Major noted in his memoirs that by the end of the conference, “the US had dropped their insistence on generalised bombing and the French had set to one side some fairly hair-raising plans for the recapture of Srebrenica”.

The air strikes were eventually launched the following month, after Bosnian Serb forces launched a mortar attack on an open-air market in Sarajevo, killing 43 people and injuring 75.

Thousands of sorties were flown, a ceasefire was agreed, and by November a peace agreement had been struck. Tens of thousands of peacekeepers were then deployed across Bosnia, under Nato command.

Srebrenica continued to haunt the Netherlands for years: in 2002, Wim Kok resigned, along with his entire cabinet, after an official Dutch report laid much of the blame for the massacre at the door of the country’s political and military leadership, as well as the UN.

The failure to act has not similarly haunted the UK.

Robert Hunter, who was the US ambassador to Nato at the time, has said that “Britain has a huge burden of responsibility for what happened at Srebrenica,” adding that responsibility for “Nato’s failure to act lay in London”.

Douglas Hurd, who had been UK foreign secretary until a few weeks before the fall of Srebrenica, and the subsequent genocide, and who had suggested that lifting the arms embargo would create “a level killing field,”wrote later that “humility is in order for those of us who handled policy towards Bosnia”.

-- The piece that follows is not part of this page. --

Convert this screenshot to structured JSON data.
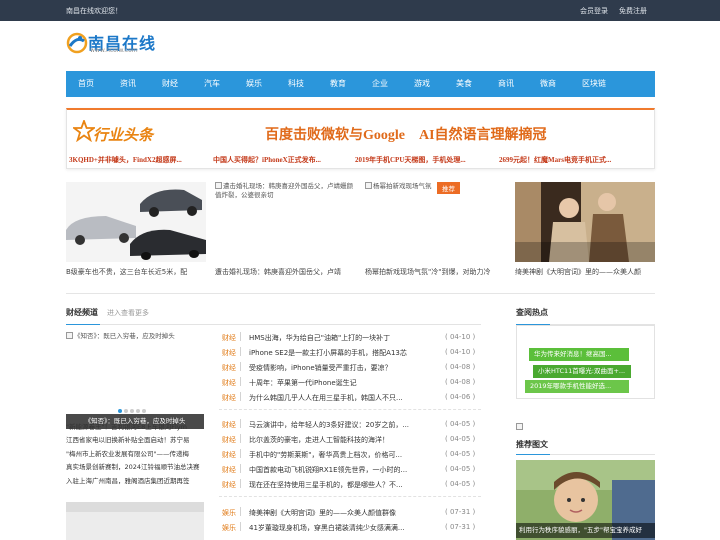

For his part, Major later wrote: “As a leader of one member of the international community I accept the blame that must fall on all our shoulders for the inadequacy of the outside world’s response to the crisis both then and in subsequent years.

“Yet it should be acknowledged that Britain did far more than most.”

Photo: British soldiers, all members of the Royal Welch Fusiliers regiment, who had been taken hostage by Bosnian Serb forces pictured after their release in June 1995 (Reuters)